- **Source data**:
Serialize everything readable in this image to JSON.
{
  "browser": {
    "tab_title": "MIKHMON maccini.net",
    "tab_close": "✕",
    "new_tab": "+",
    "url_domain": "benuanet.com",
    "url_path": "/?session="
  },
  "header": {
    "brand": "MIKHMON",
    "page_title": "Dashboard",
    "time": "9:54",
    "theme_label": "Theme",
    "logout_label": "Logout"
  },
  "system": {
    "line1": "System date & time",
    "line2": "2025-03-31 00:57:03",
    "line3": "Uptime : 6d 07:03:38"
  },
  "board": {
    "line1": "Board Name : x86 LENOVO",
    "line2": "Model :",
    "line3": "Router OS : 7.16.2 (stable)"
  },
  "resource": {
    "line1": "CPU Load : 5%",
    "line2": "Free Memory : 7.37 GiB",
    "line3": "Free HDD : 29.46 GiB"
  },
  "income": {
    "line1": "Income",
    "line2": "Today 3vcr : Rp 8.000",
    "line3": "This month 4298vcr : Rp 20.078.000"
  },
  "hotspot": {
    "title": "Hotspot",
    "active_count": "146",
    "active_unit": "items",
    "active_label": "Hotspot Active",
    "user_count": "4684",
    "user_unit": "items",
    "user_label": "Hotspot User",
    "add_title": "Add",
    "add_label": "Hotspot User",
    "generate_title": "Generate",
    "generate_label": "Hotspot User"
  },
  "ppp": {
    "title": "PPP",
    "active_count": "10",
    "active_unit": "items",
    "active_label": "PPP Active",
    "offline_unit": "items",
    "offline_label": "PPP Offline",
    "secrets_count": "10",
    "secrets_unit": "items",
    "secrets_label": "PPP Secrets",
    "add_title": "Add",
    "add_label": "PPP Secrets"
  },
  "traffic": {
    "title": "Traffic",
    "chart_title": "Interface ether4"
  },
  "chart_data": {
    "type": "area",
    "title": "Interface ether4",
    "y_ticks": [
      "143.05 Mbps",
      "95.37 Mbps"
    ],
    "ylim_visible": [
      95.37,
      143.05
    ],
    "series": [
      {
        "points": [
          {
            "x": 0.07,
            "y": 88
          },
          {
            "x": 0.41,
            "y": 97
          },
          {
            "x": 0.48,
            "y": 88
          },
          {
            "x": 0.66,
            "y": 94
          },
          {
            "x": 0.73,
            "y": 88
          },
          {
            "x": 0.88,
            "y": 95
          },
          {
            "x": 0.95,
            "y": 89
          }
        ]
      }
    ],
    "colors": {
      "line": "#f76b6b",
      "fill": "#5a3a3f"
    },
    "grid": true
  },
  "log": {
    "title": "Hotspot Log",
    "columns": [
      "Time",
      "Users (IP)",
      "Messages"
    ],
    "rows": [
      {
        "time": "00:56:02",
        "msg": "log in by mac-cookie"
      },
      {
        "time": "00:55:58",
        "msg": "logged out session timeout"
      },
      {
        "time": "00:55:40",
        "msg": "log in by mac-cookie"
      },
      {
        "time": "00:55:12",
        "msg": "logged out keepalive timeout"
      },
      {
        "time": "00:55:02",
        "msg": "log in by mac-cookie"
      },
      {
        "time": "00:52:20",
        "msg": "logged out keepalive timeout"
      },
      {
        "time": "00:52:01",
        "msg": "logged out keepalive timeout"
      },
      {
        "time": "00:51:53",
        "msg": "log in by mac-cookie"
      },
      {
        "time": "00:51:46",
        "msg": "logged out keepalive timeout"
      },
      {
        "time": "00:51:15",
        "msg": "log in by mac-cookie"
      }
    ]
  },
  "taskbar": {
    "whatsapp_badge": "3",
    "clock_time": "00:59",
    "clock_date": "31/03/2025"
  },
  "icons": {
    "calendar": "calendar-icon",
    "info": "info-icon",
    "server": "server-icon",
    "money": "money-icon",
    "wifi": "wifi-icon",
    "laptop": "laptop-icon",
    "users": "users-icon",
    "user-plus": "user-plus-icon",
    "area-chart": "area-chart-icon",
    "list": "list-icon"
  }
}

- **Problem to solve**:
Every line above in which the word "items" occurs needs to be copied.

- **Exercise result**:
    "active_unit": "items",
    "user_unit": "items",
    "active_unit": "items",
    "offline_unit": "items",
    "secrets_unit": "items",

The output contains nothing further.